==== MATERIAL PROVIDED ====
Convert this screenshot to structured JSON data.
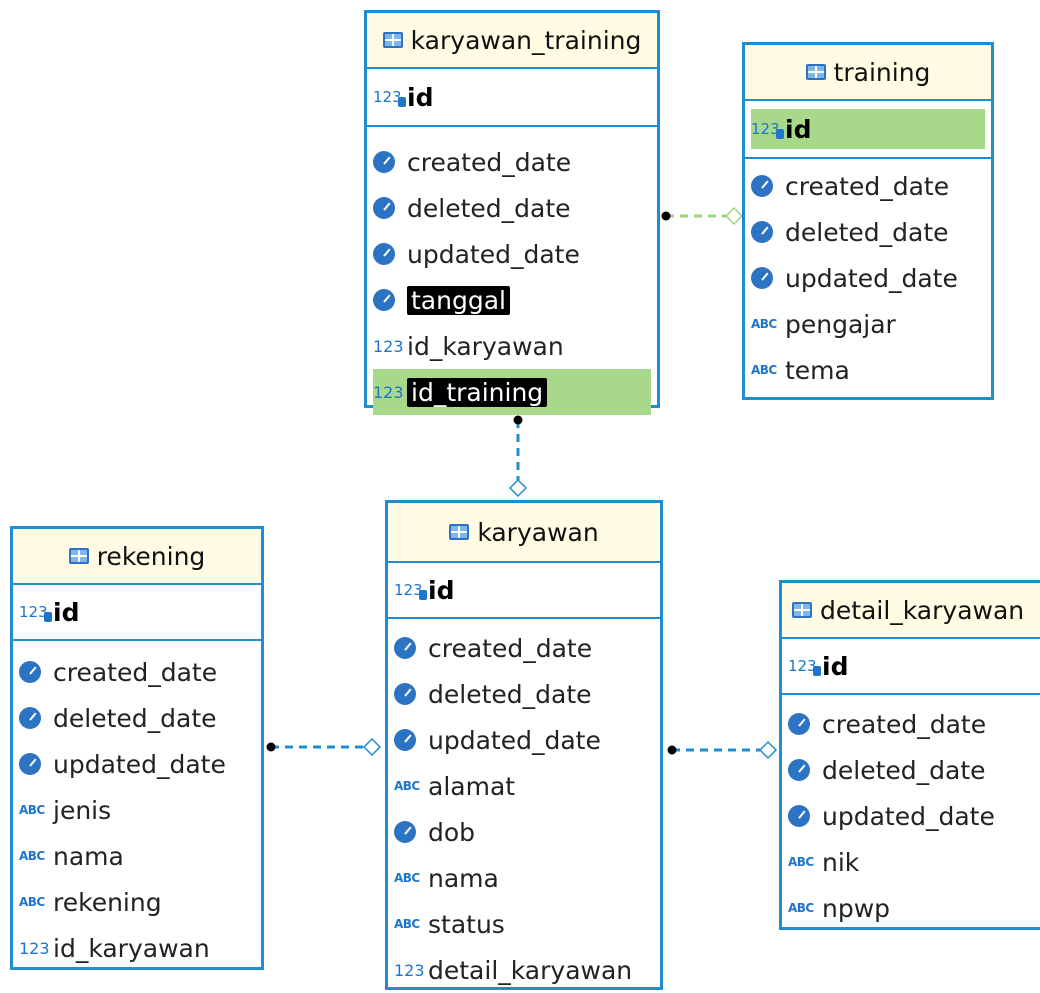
{
  "colors": {
    "border": "#1f8dcf",
    "header_bg": "#fffce3",
    "highlight": "#a8d98b",
    "fk_line": "#1f8dcf",
    "fk_line_green": "#9bd67a"
  },
  "tables": {
    "karyawan_training": {
      "name": "karyawan_training",
      "pk": "id",
      "columns": [
        {
          "name": "created_date",
          "type": "date"
        },
        {
          "name": "deleted_date",
          "type": "date"
        },
        {
          "name": "updated_date",
          "type": "date"
        },
        {
          "name": "tanggal",
          "type": "date"
        },
        {
          "name": "id_karyawan",
          "type": "number"
        },
        {
          "name": "id_training",
          "type": "number"
        }
      ]
    },
    "training": {
      "name": "training",
      "pk": "id",
      "columns": [
        {
          "name": "created_date",
          "type": "date"
        },
        {
          "name": "deleted_date",
          "type": "date"
        },
        {
          "name": "updated_date",
          "type": "date"
        },
        {
          "name": "pengajar",
          "type": "text"
        },
        {
          "name": "tema",
          "type": "text"
        }
      ]
    },
    "rekening": {
      "name": "rekening",
      "pk": "id",
      "columns": [
        {
          "name": "created_date",
          "type": "date"
        },
        {
          "name": "deleted_date",
          "type": "date"
        },
        {
          "name": "updated_date",
          "type": "date"
        },
        {
          "name": "jenis",
          "type": "text"
        },
        {
          "name": "nama",
          "type": "text"
        },
        {
          "name": "rekening",
          "type": "text"
        },
        {
          "name": "id_karyawan",
          "type": "number"
        }
      ]
    },
    "karyawan": {
      "name": "karyawan",
      "pk": "id",
      "columns": [
        {
          "name": "created_date",
          "type": "date"
        },
        {
          "name": "deleted_date",
          "type": "date"
        },
        {
          "name": "updated_date",
          "type": "date"
        },
        {
          "name": "alamat",
          "type": "text"
        },
        {
          "name": "dob",
          "type": "date"
        },
        {
          "name": "nama",
          "type": "text"
        },
        {
          "name": "status",
          "type": "text"
        },
        {
          "name": "detail_karyawan",
          "type": "number"
        }
      ]
    },
    "detail_karyawan": {
      "name": "detail_karyawan",
      "pk": "id",
      "columns": [
        {
          "name": "created_date",
          "type": "date"
        },
        {
          "name": "deleted_date",
          "type": "date"
        },
        {
          "name": "updated_date",
          "type": "date"
        },
        {
          "name": "nik",
          "type": "text"
        },
        {
          "name": "npwp",
          "type": "text"
        }
      ]
    }
  },
  "icons": {
    "table": "table-icon",
    "date": "clock-icon",
    "text": "abc-icon",
    "number": "number-icon",
    "key": "key-icon"
  },
  "icon_text": {
    "abc": "ABC",
    "num": "123"
  }
}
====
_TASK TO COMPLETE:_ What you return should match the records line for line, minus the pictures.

_RESPONSE AREA:_
Convert this screenshot to structured JSON data.
{
  "colors": {
    "border": "#1f8dcf",
    "header_bg": "#fffce3",
    "highlight": "#a8d98b",
    "fk_line": "#1f8dcf",
    "fk_line_green": "#9bd67a"
  },
  "tables": {
    "karyawan_training": {
      "name": "karyawan_training",
      "pk": "id",
      "columns": [
        {
          "name": "created_date",
          "type": "date"
        },
        {
          "name": "deleted_date",
          "type": "date"
        },
        {
          "name": "updated_date",
          "type": "date"
        },
        {
          "name": "tanggal",
          "type": "date"
        },
        {
          "name": "id_karyawan",
          "type": "number"
        },
        {
          "name": "id_training",
          "type": "number"
        }
      ]
    },
    "training": {
      "name": "training",
      "pk": "id",
      "columns": [
        {
          "name": "created_date",
          "type": "date"
        },
        {
          "name": "deleted_date",
          "type": "date"
        },
        {
          "name": "updated_date",
          "type": "date"
        },
        {
          "name": "pengajar",
          "type": "text"
        },
        {
          "name": "tema",
          "type": "text"
        }
      ]
    },
    "rekening": {
      "name": "rekening",
      "pk": "id",
      "columns": [
        {
          "name": "created_date",
          "type": "date"
        },
        {
          "name": "deleted_date",
          "type": "date"
        },
        {
          "name": "updated_date",
          "type": "date"
        },
        {
          "name": "jenis",
          "type": "text"
        },
        {
          "name": "nama",
          "type": "text"
        },
        {
          "name": "rekening",
          "type": "text"
        },
        {
          "name": "id_karyawan",
          "type": "number"
        }
      ]
    },
    "karyawan": {
      "name": "karyawan",
      "pk": "id",
      "columns": [
        {
          "name": "created_date",
          "type": "date"
        },
        {
          "name": "deleted_date",
          "type": "date"
        },
        {
          "name": "updated_date",
          "type": "date"
        },
        {
          "name": "alamat",
          "type": "text"
        },
        {
          "name": "dob",
          "type": "date"
        },
        {
          "name": "nama",
          "type": "text"
        },
        {
          "name": "status",
          "type": "text"
        },
        {
          "name": "detail_karyawan",
          "type": "number"
        }
      ]
    },
    "detail_karyawan": {
      "name": "detail_karyawan",
      "pk": "id",
      "columns": [
        {
          "name": "created_date",
          "type": "date"
        },
        {
          "name": "deleted_date",
          "type": "date"
        },
        {
          "name": "updated_date",
          "type": "date"
        },
        {
          "name": "nik",
          "type": "text"
        },
        {
          "name": "npwp",
          "type": "text"
        }
      ]
    }
  },
  "icons": {
    "table": "table-icon",
    "date": "clock-icon",
    "text": "abc-icon",
    "number": "number-icon",
    "key": "key-icon"
  },
  "icon_text": {
    "abc": "ABC",
    "num": "123"
  }
}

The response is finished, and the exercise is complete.